CRGV case confirmed in Northern Ireland
A new and fatal case of cutaneous and renal glomerular vasculopathy (CRGV) has been confirmed in Northern Ireland, the fifth such incident in the UK so far this year, following 11 others recorded in 2022.
Experts at Anderson Moores Veterinary Specialists (AMVS) in Hampshire said cases of the disease, which is also known as Alabama rot, are more unusual at this time of the year.
Josh Walker, co-lead of the practice’s CRGV research unit, said: “Cases are less common in the summer, but possible. This case in Craigavon, County Armagh, involved a three-year-old male French bulldog.
“This disease is still rare, so we’re advising dog owners to remain calm, but vigilant and seek advice from their local vet if their dog develops unexplained skin lesions.”
Overall, there have been 295 CRGV cases recorded since it was first discovered in the UK in 2012. An online map, developed by AMVS, records the locations of all confirmed cases within the UK.
Mr Walker said the best chance of recovery probably lies with early and intensive veterinary care.
He said: “We have been at the forefront of research into CRGV for almost a decade and have witnessed first-hand the often-devastating effects of the disease.
“Treatment largely revolves around management of the sudden onset kidney failure and, sadly, with our current understanding of the disease, is only successful in around 10% of cases.”
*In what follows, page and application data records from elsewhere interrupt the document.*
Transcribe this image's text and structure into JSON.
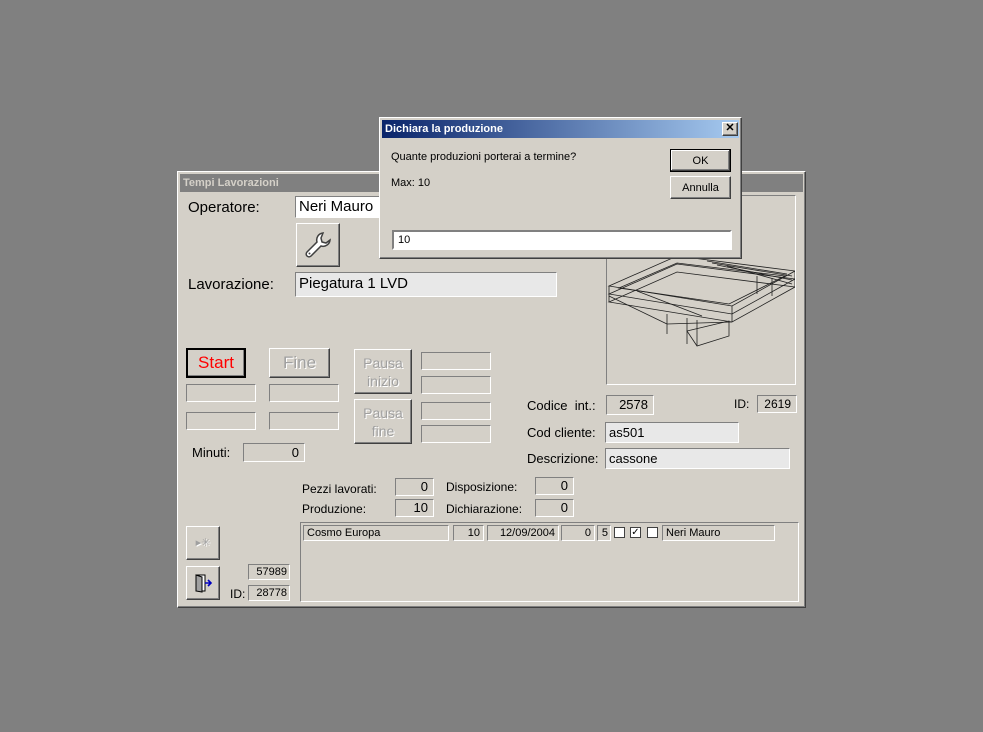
{
  "main_window": {
    "title": "Tempi Lavorazioni",
    "operatore_label": "Operatore:",
    "operatore_value": "Neri Mauro",
    "lavorazione_label": "Lavorazione:",
    "lavorazione_value": "Piegatura 1 LVD",
    "start_label": "Start",
    "fine_label": "Fine",
    "pausa_inizio_label": "Pausa\ninizio",
    "pausa_fine_label": "Pausa\nfine",
    "minuti_label": "Minuti:",
    "minuti_value": "0",
    "codice_int_label": "Codice  int.:",
    "codice_int_value": "2578",
    "id_label": "ID:",
    "id_value": "2619",
    "cod_cliente_label": "Cod cliente:",
    "cod_cliente_value": "as501",
    "descrizione_label": "Descrizione:",
    "descrizione_value": "cassone",
    "pezzi_lavorati_label": "Pezzi lavorati:",
    "pezzi_lavorati_value": "0",
    "produzione_label": "Produzione:",
    "produzione_value": "10",
    "disposizione_label": "Disposizione:",
    "disposizione_value": "0",
    "dichiarazione_label": "Dichiarazione:",
    "dichiarazione_value": "0",
    "record_value": "57989",
    "bottom_id_label": "ID:",
    "bottom_id_value": "28778",
    "grid_row": {
      "cliente": "Cosmo Europa",
      "qta": "10",
      "data": "12/09/2004",
      "c1": "0",
      "c2": "5",
      "chk1": false,
      "chk2": true,
      "chk3": false,
      "operatore": "Neri Mauro"
    }
  },
  "dialog": {
    "title": "Dichiara la produzione",
    "prompt": "Quante produzioni porterai a termine?",
    "max_text": "Max: 10",
    "ok_label": "OK",
    "annulla_label": "Annulla",
    "input_value": "10"
  }
}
However, there is hope of an advance in knowledge after academics at the University of Bristol revealed earlier this year that they had identified a bacteria that they think could be the source of the disease.
Alabama rot, otherwise known as Cutaneous and Renal Glomerular Vasculopathy (CRGV), is a disease that affects dogs. It damages the blood vessels in the skin and kidneys, which causes visible sores on the skin and can lead to severe organ dysfunction and ultimately kidney failure.
The cause of the disease is currently unknown, though research is on-going.
Most reports come from pet owners who walk their dogs in the countryside, and most cases are reported during winter and spring. Generally, cases are rare in the summer months compared to the colder months.
- Skin sores, visible swelling, red patch or skin defects not caused by a known injury. These skin lesions typically appear below the knee or elbow, and occasionally on the face or at the bottom of the chest or abdomen.
- Changes in appetite – reduced appetite, drinking more, vomiting and lethargy are signs of acute kidney injury.